Now, another project.

So E14, I found,  means a small screw socket. The "E" means an Edison socket, in other words, the socket looking like an old incandescent light bulb, and, indeed, that is what our small freezer bulb looked like.

But this is where the fun (and I use that term loosely) began.  The owners manual for the freezer said that if the bulb burnt out, we were to contact a service technician to replace.

Umm, no.

But, an hour or so later,  I was exhausted from fruitless Internet research. We used to have a couple of appliance parts places in this area, but we knew they were no more.  The manufacturer of the freezer had nothing at all about freezers on their website. They had a customer service number that actually had Saturday hours, but spouse didn't want to try it.  Amazon didn't seem to have anything that looked anything like this little light bulb.  Finally, we gave up for the day.

Sunday, our son came over for lunch and he tried to help us. He discovered our particular bulb had been discontinued, after visiting several more websites.   Finally, he came up with a possibility, on Amazon (a site I try not to order from, but it was looking like we had no choice).  The bulbs (we had to buy two) came Tuesday.  They didn't fit.

So son did a lot more research (after asking us for certain measurements) and he thinks he found a replacement bulb locally. Several hours of research and hair pulling have already been invested in this quest.

So something 11 years old is obsolete.  That's nice to know.

Later today, we will go to that store.

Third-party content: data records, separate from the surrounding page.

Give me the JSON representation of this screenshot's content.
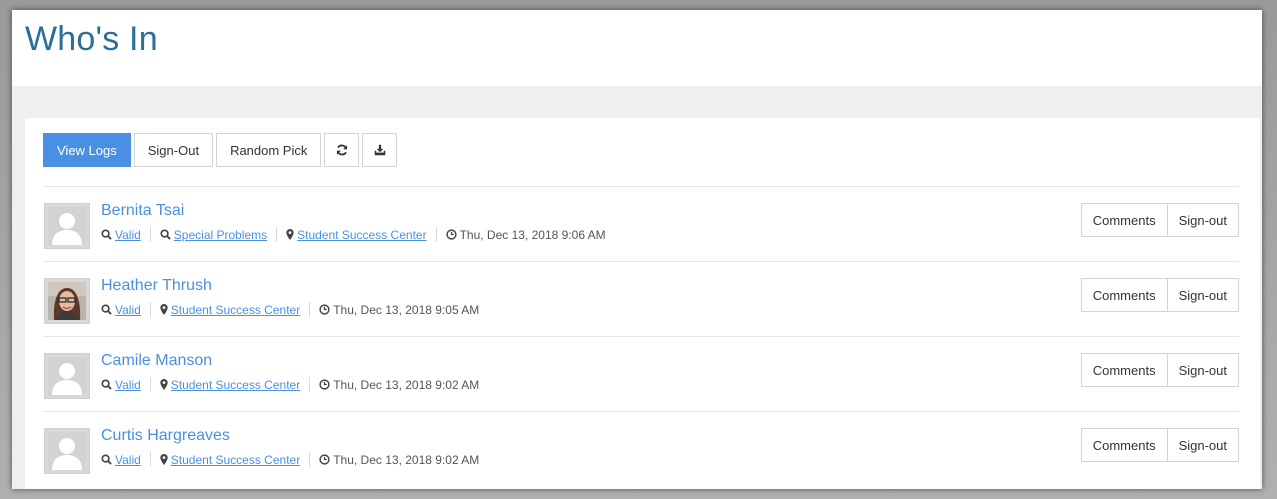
{
  "page": {
    "title": "Who's In"
  },
  "toolbar": {
    "view_logs": "View Logs",
    "sign_out": "Sign-Out",
    "random_pick": "Random Pick",
    "refresh_icon": "refresh-icon",
    "download_icon": "download-icon"
  },
  "rows": [
    {
      "name": "Bernita Tsai",
      "avatar": "placeholder",
      "status": "Valid",
      "reason": "Special Problems",
      "location": "Student Success Center",
      "time": "Thu, Dec 13, 2018 9:06 AM",
      "comments": "Comments",
      "signout": "Sign-out"
    },
    {
      "name": "Heather Thrush",
      "avatar": "photo",
      "status": "Valid",
      "location": "Student Success Center",
      "time": "Thu, Dec 13, 2018 9:05 AM",
      "comments": "Comments",
      "signout": "Sign-out"
    },
    {
      "name": "Camile Manson",
      "avatar": "placeholder",
      "status": "Valid",
      "location": "Student Success Center",
      "time": "Thu, Dec 13, 2018 9:02 AM",
      "comments": "Comments",
      "signout": "Sign-out"
    },
    {
      "name": "Curtis Hargreaves",
      "avatar": "placeholder",
      "status": "Valid",
      "location": "Student Success Center",
      "time": "Thu, Dec 13, 2018 9:02 AM",
      "comments": "Comments",
      "signout": "Sign-out"
    }
  ],
  "colors": {
    "accent": "#4a90e2",
    "title": "#2a6f97"
  }
}
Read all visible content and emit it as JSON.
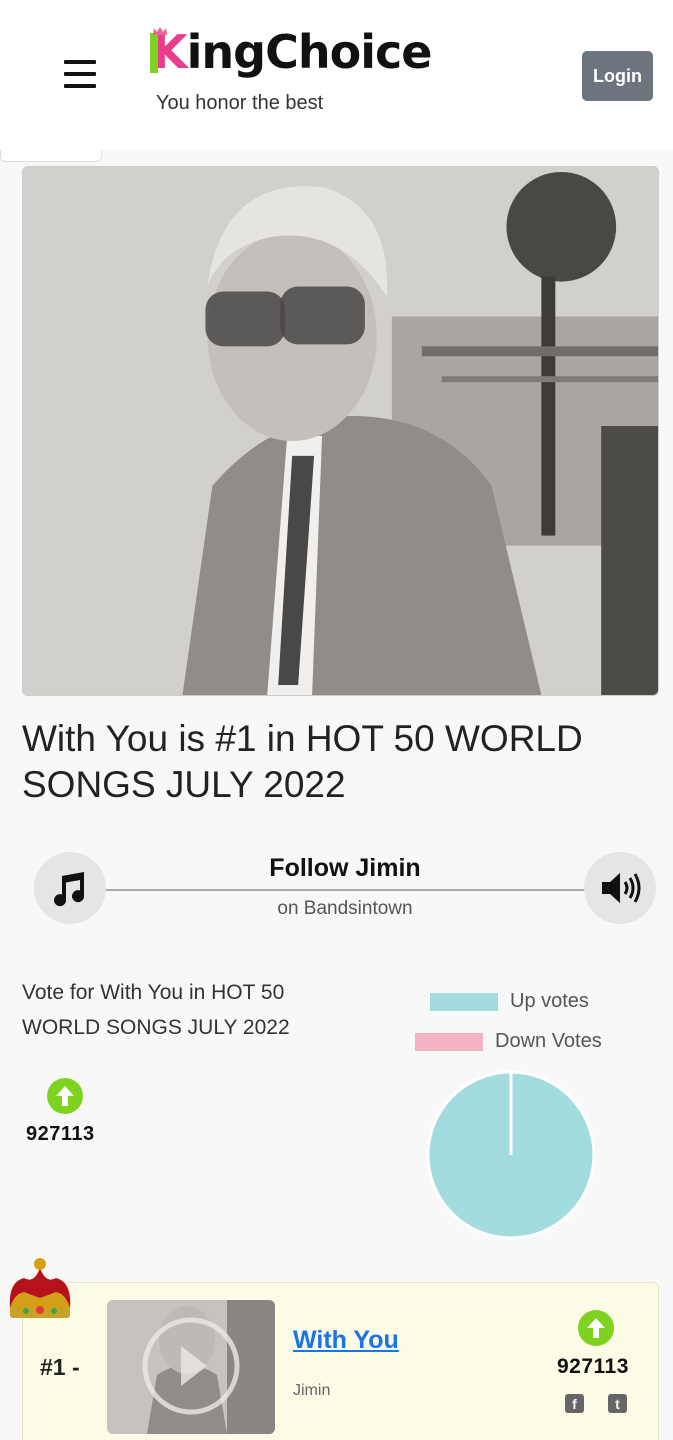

Finally, to answer my blog post title's question:  How many people does it take to buy a light bulb?  

Answer:  at least three.  Maybe more.